3 Simple Steps
Use the guide below to file a DBA or have a professional service do it for you:
– LegalZoom ($99 + state fee) for the most popular DBA filing service available.
– CorpNet ($108 + state fee) for a more personalized DBA filing service.
First thing’s first, use the NM Corporations and Business Services section to perform a search to see if the brand name you want to file is already taken or too similar to another. You can also use the TESS System through the U.S. Patent & Trademark Office to see if there will be any trademark issues.
Now, while NM doesn’t provide an official way to record your brand name, if you use this name as part of a product or service you offer to the public you may be able to register the business name as a trademark (so be sure to conduct a TESS search).
What exact forms you will need, and how much the fees will cost, and so forth will all depend on where you intend to set up shop. It’s different from one county to the next. Reach out to the one closest to your business as well as the Secretary of State.
If you don’t have official legal counsel and you aren’t working with a professional DBA filing service, then no matter what you’ll need information including:
Expect that there may be additional questions depending on the type of legal entity that you’re operating and where. As always, before having any legally binding paperwork notarized, double and triple-check it!

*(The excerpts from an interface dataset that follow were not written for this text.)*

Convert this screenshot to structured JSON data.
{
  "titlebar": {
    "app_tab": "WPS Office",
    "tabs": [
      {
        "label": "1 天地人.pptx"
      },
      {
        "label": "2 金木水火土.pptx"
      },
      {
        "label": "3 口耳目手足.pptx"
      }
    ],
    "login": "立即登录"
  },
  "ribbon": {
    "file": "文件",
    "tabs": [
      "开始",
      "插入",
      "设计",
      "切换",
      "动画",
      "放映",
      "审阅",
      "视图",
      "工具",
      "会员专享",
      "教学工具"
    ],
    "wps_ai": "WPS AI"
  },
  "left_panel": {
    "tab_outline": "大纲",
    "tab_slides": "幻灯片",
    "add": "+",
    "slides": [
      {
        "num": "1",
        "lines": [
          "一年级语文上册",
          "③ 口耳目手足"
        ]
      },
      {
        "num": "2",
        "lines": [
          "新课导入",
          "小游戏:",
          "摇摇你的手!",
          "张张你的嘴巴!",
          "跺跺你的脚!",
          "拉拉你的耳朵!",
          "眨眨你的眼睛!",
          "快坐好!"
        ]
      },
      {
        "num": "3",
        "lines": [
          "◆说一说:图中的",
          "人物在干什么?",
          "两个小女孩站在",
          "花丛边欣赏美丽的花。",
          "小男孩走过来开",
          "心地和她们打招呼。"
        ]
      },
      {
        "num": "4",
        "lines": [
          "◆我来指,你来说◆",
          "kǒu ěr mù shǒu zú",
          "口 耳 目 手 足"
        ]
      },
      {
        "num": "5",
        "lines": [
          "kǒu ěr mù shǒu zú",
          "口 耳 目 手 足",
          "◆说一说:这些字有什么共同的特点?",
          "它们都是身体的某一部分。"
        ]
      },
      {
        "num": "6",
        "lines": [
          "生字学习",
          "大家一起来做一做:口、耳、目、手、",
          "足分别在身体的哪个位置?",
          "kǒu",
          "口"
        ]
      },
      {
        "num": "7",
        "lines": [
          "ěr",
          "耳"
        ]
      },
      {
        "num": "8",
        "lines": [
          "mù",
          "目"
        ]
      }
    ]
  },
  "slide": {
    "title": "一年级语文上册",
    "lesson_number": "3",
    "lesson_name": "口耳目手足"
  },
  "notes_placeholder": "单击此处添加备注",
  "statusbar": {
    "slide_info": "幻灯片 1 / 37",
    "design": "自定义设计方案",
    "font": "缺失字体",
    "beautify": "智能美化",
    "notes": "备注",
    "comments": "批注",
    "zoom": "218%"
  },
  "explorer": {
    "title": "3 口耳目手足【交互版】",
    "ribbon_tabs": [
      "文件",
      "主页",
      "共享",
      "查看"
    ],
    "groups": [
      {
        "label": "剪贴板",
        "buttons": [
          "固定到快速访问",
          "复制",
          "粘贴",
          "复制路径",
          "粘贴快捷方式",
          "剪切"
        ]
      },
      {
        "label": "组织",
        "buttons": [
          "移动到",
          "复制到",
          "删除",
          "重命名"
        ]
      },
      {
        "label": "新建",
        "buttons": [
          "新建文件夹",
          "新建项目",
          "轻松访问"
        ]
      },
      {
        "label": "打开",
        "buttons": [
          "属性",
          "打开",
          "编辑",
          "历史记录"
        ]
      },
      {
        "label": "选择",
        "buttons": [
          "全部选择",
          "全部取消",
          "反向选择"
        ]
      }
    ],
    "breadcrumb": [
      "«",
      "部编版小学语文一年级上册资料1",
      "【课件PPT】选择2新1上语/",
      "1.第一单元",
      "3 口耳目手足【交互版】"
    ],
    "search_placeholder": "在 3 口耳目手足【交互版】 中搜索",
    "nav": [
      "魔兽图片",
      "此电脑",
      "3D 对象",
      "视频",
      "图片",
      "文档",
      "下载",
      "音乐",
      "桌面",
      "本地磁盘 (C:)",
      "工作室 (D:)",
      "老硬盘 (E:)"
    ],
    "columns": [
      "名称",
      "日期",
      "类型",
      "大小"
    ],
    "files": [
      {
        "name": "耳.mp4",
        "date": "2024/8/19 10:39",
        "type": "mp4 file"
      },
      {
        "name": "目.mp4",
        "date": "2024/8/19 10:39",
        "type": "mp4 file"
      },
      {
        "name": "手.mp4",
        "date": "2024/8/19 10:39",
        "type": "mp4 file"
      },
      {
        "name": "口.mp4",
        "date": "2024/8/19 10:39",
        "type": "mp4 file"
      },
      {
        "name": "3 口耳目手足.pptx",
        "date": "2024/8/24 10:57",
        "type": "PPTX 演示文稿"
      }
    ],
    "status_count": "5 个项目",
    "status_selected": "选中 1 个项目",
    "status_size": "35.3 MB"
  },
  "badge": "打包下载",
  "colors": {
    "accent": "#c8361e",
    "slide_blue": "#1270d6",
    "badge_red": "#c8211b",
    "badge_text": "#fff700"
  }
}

The last step will be sending the paperwork to the right county and/or state agencies. Truth is, New Mexico is a little more difficult with this process because of their very liberal business-friendly system. Once you get the right forms, fill them out and send them, you’re set.
If you don’t have an attorney consider working with a filing service if at all possible. For an inexpensive fee they can source all the right paperwork for you and find out exactly who to send it to.
If you’d like help filing a DBA in New Mexico, feel free to read our reviews of the two most popular services.